The "business" perspective of a board will always clash with a dynamic artistic director. That's the nature of things. And indeed, personalities may clash. But discourtesy of the nature shown Andrew Paul is impossible to understand. Creative drive cannot be understood by most, and the board has just proven that. Andrew will go on from success to success, no doubt. PICT might survive if interim leader Alan Stanford is not similarly undermined. He's a brave man.
Furthermore, to the PICT board, because one can balance a ledger doesn't equate naturally with understanding the creative genius. Do you think a theater can exist and flourish without creative drive? Again, you at least had the good sense to ask for Mr. Stanford's assistance. God help him.
ROBERT C. WITTIG
The summary dismissal of Andrew Paul, the founder and artistic director of the Pittsburgh Irish Classic Theatre, was met with shock and dismay. His contribution to the Pittsburgh stage over the past 17 years has been magnificent.
The honorable, prudent handling of this decision by the board would have allowed Mr. Paul to complete the coming season, which he had prepared. We certainly would have wanted the opportunity to say our heartfelt goodbyes. This is truly our loss. Bravo, bravo, Andrew.
As public relations disasters go, the firing of Pittsburgh Irish & Classical Theatre's artistic director Andrew Paul must rank up there with those classic miscues of Netflix and Toyota. I've seen third-rate ballplayers treated with more dignity than accorded Mr. Paul, a 17-year veteran with PICT. He got the news from board president Eugene O'Sullivan in a phone call.
Neither artistic quality nor theater attendance was cited as the cause for removal. Mr. O'Sullivan said "the decision was about Mr. Paul's absence for part of the year and not about the financial or artistic success of PICT." Now all of this was known when Mr. Paul made the move to Las Vegas two years ago, and part-time residence is not a big deal in the arts.

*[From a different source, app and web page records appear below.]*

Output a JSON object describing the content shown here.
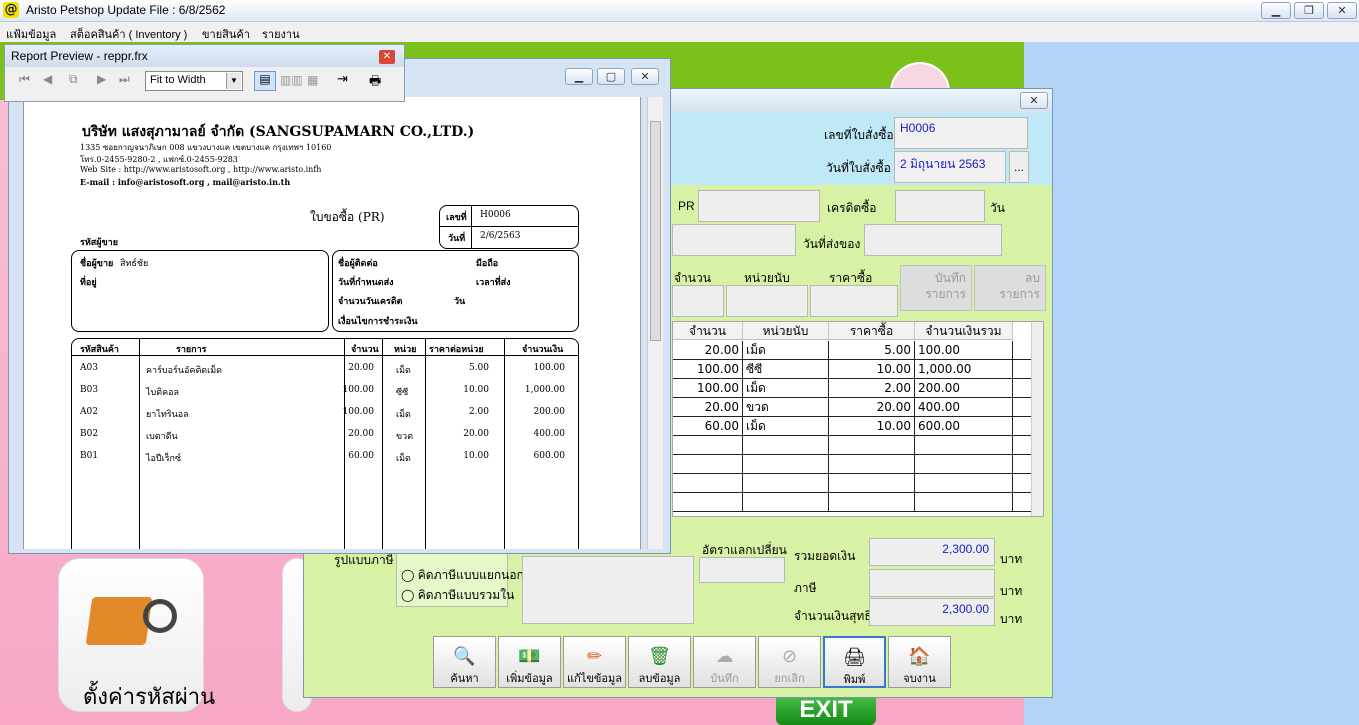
{
  "window": {
    "title": "Aristo Petshop  Update File : 6/8/2562",
    "logo": "@"
  },
  "menu": [
    "แฟ้มข้อมูล",
    "สต็อคสินค้า ( Inventory )",
    "ขายสินค้า",
    "รายงาน"
  ],
  "app_tiles": {
    "tile1_label": "ตั้งค่ารหัสผ่าน",
    "exit_label": "EXIT"
  },
  "po_form": {
    "po_number_label": "เลขที่ใบสั่งซื้อ",
    "po_number": "H0006",
    "po_date_label": "วันที่ใบสั่งซื้อ",
    "po_date": "2 มิถุนายน 2563",
    "date_picker": "...",
    "pr_label": "PR",
    "credit_label": "เครดิตซื้อ",
    "days_unit": "วัน",
    "delivery_label": "วันที่ส่งของ",
    "qty_label": "จำนวน",
    "unit_label": "หน่วยนับ",
    "price_label": "ราคาซื้อ",
    "save_item": [
      "บันทึก",
      "รายการ"
    ],
    "delete_item": [
      "ลบ",
      "รายการ"
    ],
    "grid_headers": [
      "จำนวน",
      "หน่วยนับ",
      "ราคาซื้อ",
      "จำนวนเงินรวม"
    ],
    "rows": [
      {
        "qty": "20.00",
        "unit": "เม็ด",
        "price": "5.00",
        "total": "100.00"
      },
      {
        "qty": "100.00",
        "unit": "ซีซี",
        "price": "10.00",
        "total": "1,000.00"
      },
      {
        "qty": "100.00",
        "unit": "เม็ด",
        "price": "2.00",
        "total": "200.00"
      },
      {
        "qty": "20.00",
        "unit": "ขวด",
        "price": "20.00",
        "total": "400.00"
      },
      {
        "qty": "60.00",
        "unit": "เม็ด",
        "price": "10.00",
        "total": "600.00"
      }
    ],
    "tax_label": "รูปแบบภาษี",
    "tax_options": [
      "คิดภาษีแบบแยกนอก",
      "คิดภาษีแบบรวมใน"
    ],
    "exchange_label": "อัตราแลกเปลี่ยน",
    "sum_label": "รวมยอดเงิน",
    "sum_value": "2,300.00",
    "vat_label": "ภาษี",
    "vat_value": "",
    "net_label": "จำนวนเงินสุทธิ",
    "net_value": "2,300.00",
    "currency": "บาท",
    "buttons": [
      "ค้นหา",
      "เพิ่มข้อมูล",
      "แก้ไขข้อมูล",
      "ลบข้อมูล",
      "บันทึก",
      "ยกเลิก",
      "พิมพ์",
      "จบงาน"
    ]
  },
  "report": {
    "company": "บริษัท แสงสุภามาลย์ จำกัด  (SANGSUPAMARN CO.,LTD.)",
    "address": "1335 ซอยกาญจนาภิเษก 008 แขวงบางแค เขตบางแค กรุงเทพฯ 10160",
    "phone": "โทร.0-2455-9280-2 , แฟกซ์.0-2455-9283",
    "web": "Web Site : http://www.aristosoft.org , http://www.aristo.infh",
    "email": "E-mail : info@aristosoft.org ,  mail@aristo.in.th",
    "doc_title": "ใบขอซื้อ (PR)",
    "no_label": "เลขที่",
    "no_value": "H0006",
    "date_label": "วันที่",
    "date_value": "2/6/2563",
    "vendor_code_label": "รหัสผู้ขาย",
    "vendor_name_label": "ชื่อผู้ขาย",
    "vendor_name": "สิทธ์ชัย",
    "address_label": "ที่อยู่",
    "contact_label": "ชื่อผู้ติดต่อ",
    "mobile_label": "มือถือ",
    "due_label": "วันที่กำหนดส่ง",
    "time_label": "เวลาที่ส่ง",
    "credit_label": "จำนวนวันเครดิต",
    "days": "วัน",
    "terms_label": "เงื่อนไขการชำระเงิน",
    "headers": [
      "รหัสสินค้า",
      "รายการ",
      "จำนวน",
      "หน่วย",
      "ราคาต่อหน่วย",
      "จำนวนเงิน"
    ],
    "items": [
      {
        "code": "A03",
        "name": "คาร์บอร์นอัคติดเม็ด",
        "qty": "20.00",
        "unit": "เม็ด",
        "price": "5.00",
        "total": "100.00"
      },
      {
        "code": "B03",
        "name": "ไบติคอล",
        "qty": "100.00",
        "unit": "ซีซี",
        "price": "10.00",
        "total": "1,000.00"
      },
      {
        "code": "A02",
        "name": "ยาไทรินอล",
        "qty": "100.00",
        "unit": "เม็ด",
        "price": "2.00",
        "total": "200.00"
      },
      {
        "code": "B02",
        "name": "เบตาดีน",
        "qty": "20.00",
        "unit": "ขวด",
        "price": "20.00",
        "total": "400.00"
      },
      {
        "code": "B01",
        "name": "ไอปีเร็กซ์",
        "qty": "60.00",
        "unit": "เม็ด",
        "price": "10.00",
        "total": "600.00"
      }
    ]
  },
  "preview_toolbar": {
    "title": "Report Preview - reppr.frx",
    "zoom": "Fit to Width"
  }
}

It's time to correct a mistake before the damage -- already pretty significant in my estimation -- goes further. Bring back Andrew Paul.
The writer blogs about theater at www.dramaurge.com.
First Published March 3, 2013 12:00 am